false live

Smoothies and Shakes

Smoothies and/or shakes- what is good and what is bad? Let’s face it- we’re all busy and I’m sure we have all thought how easy it would be to drink a meal replacement shake and not have to worry about grabbing something to eat. Does this sound good and convenient? Yes. Is it good for our body? Not so much. Read more to find out why…

Meal Replacement Shakes – Why they are bad:
If you drink a meal and don’t eat anything else (like some diets ask you to) you may lose some weight, but you are likely losing muscle instead of fat. AND as soon as you go back to eating regularly (even if it’s healthy), you will probably gain the weight back (and maybe even more). Most people who follow these types of plans plateau quickly and then start gaining again.

Bad Shakes vs. Good Shakes – How to tell the difference:
Pre-packaged shakes contain fillers, bad ingredients, sugars, artificial sweeteners or cellulose (and maybe all of the above). Do you know what powdered cellulose is? It’s wood pulp! I could go on and on about the fillers and other ingredients in these shakes but we’d be here all day. Let’s just say, making a shake at home is the best way to go (see below for recipe ideas).

Digestion – What Happens to Your Body When You Drink a Meal:
Liquids are digested differently from food. With a drink, there is no digestion - meaning it doesn’t need gastric acid, pancreatic juices, or bile. It just goes in and out. It does however, cause an insulin response which will spike your insulin and cause you to deposit fat.

Protein Shakes – Unless You Are Arnold Schwarzenegger, Just Say No:
Unless you are a body builder training for competition, you do NOT need a protein shake. Here’s why, let’s say you go to the gym and work out for an hour; you’ve burned 400 calories. GREAT! Now you immediately drink a ‘protein shake’, you are putting all of those calories right back in your body. Not only that, but you never got the chance to burn what is already stored before you added more. Don’t get me wrong, when you work out you should add in more fuel but you don’t need a shake.

Shakes Do Not Replace Whole Foods – You Can Still Drink Them…Try This:
A lot of customers like to blend fruits and vegetables into a smoothie; this is okay BUT you do not want to use this as a substitute for a meal. Anytime you make a smoothie, you should also make sure that you are also chewing some real food. Here’s an example of an acceptable smoothie at breakfast:

Smoothie* - ½ cup Banana + ½ cup Plain Greek Yogurt + ½ cup Strawberries + Ice
Food – 1 boiled Egg + 1 cup Cucumbers

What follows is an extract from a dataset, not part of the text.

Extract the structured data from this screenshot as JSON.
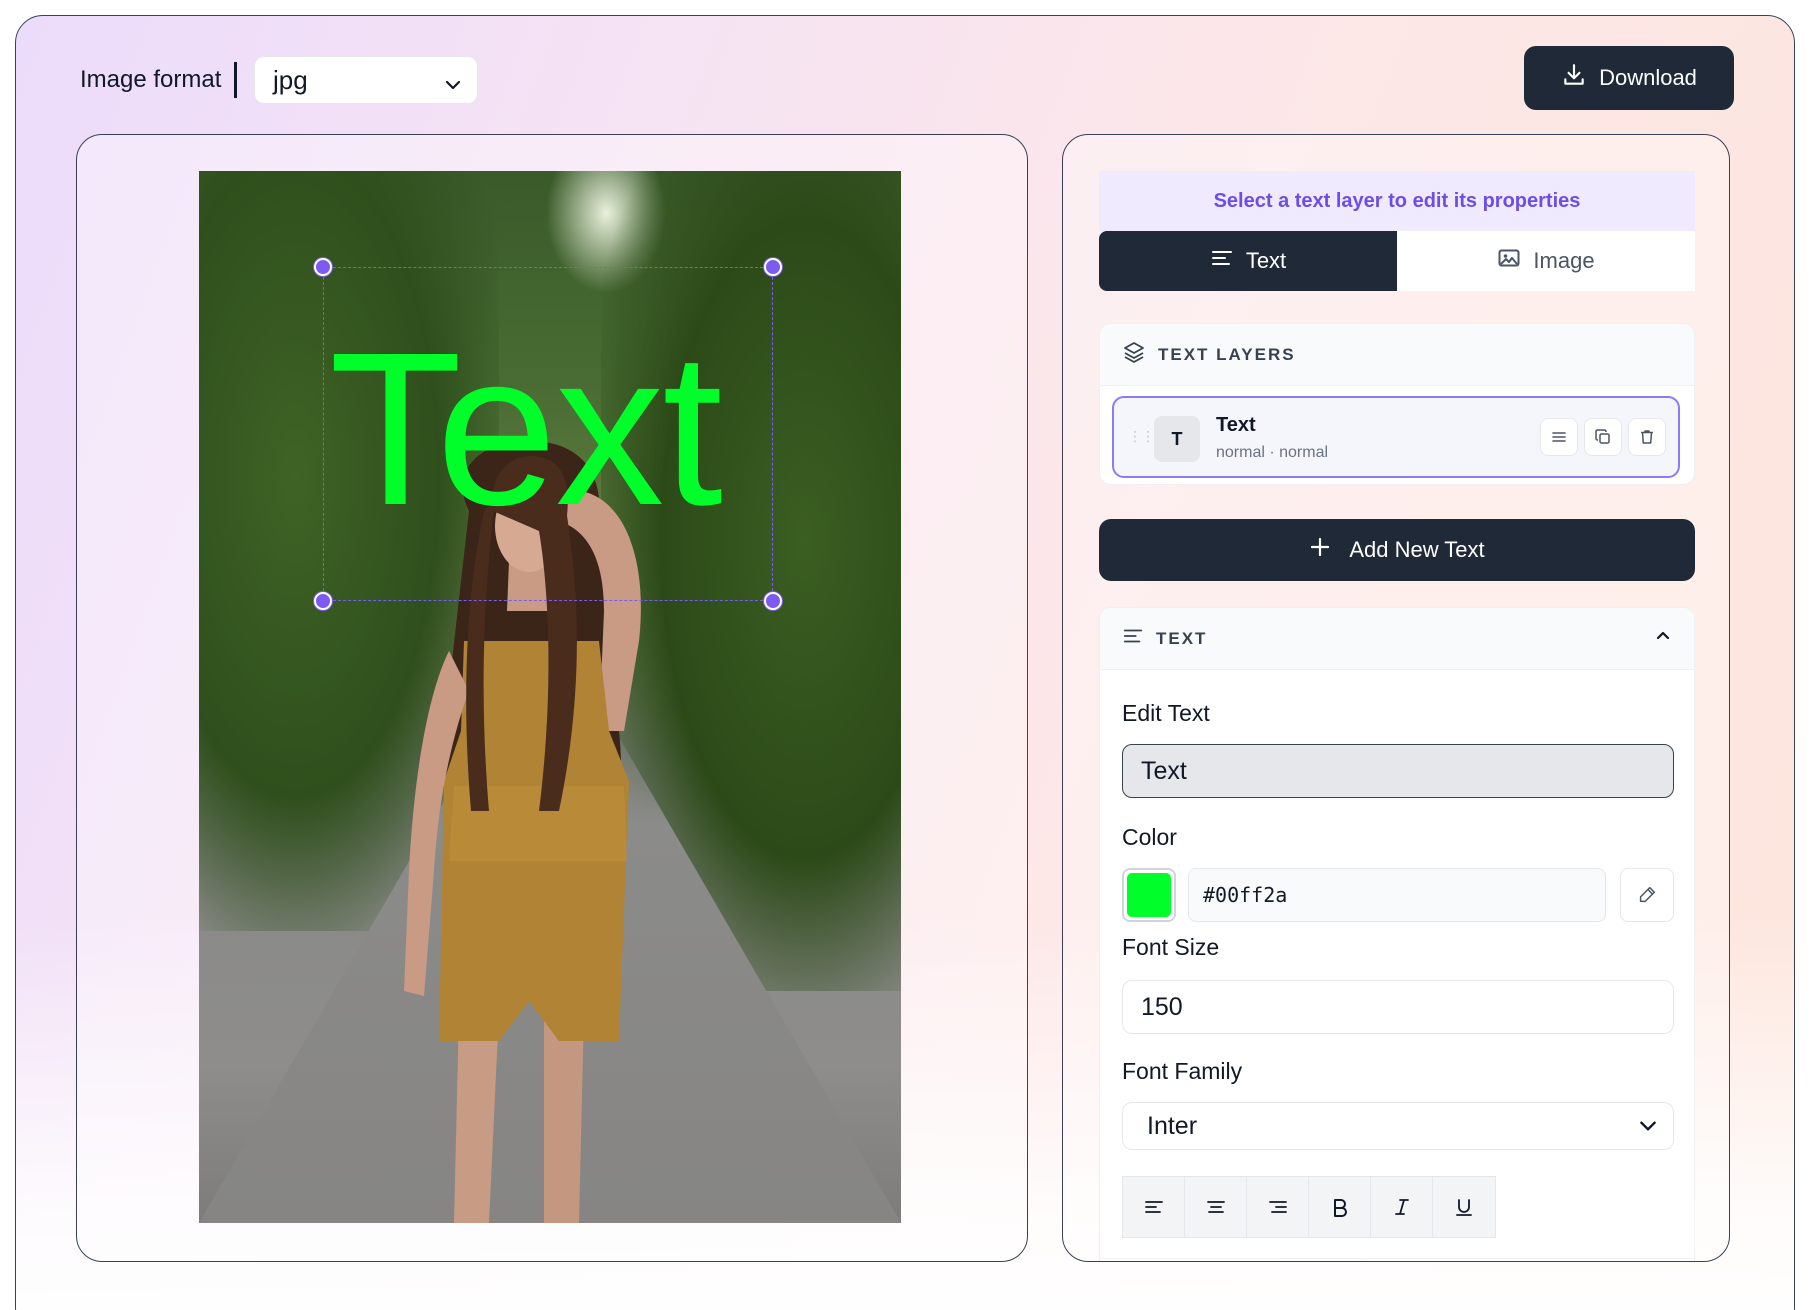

With this meal, you have met all of the requirements for breakfast (2 proteins, 1 carb & 1 veggie ,*this recipe yields 2 carb servings, you can choose to either earn a bonus serving, or remove one of the carbs from the recipe) and although you had a smoothie, you also had to chew the Egg & Cucumbers and therefore, your brain realizes that you ate! And now your insulin will be in check. There are many great ideas for natural smoothies you can make on your own. Don’t get duped into purchasing ready-made shake mixes or even worse, protein powders. These are marketing ploys to make money for companies who don’t care about your health.

Do you have a good recipe for a homemade shake or smoothie? Tell us about it in the comments!

GOLO® is committed to providing you with the helpful tips and resources needed for personal success on a lifelong journey of health and wellness. It’s time to become #YourBestYou. 


“The Pros and Cons of Drinking Your Food.” Ample Foods, www.amplemeal.com/blogs/home/pros-cons-drinking-food


Visit GOLO.com to access all the weight loss tools GOLO has to offer!



GOLO is not intended to diagnose, treat, prevent or cure any illness or disease. This blog provides general information and discussion about health and wellness related subjects. The words and other content provided in this blog, and in any linked materials, are not intended and should not be construed as medical advice. GOLO encourages you to consult a doctor before making any health changes, especially any changes related to a specific diagnosis or condition. All opinions and articles linked to and from this page are those of the individuals concerned and do not necessarily represent those of GOLO, LLC or its employees. No responsibility can be accepted for any action you take or refrain from taking as a result of viewing this page. GOLO will not be liable for any errors, losses, injuries, or damages from the display or use of this information. These terms and conditions are subject to change without notice.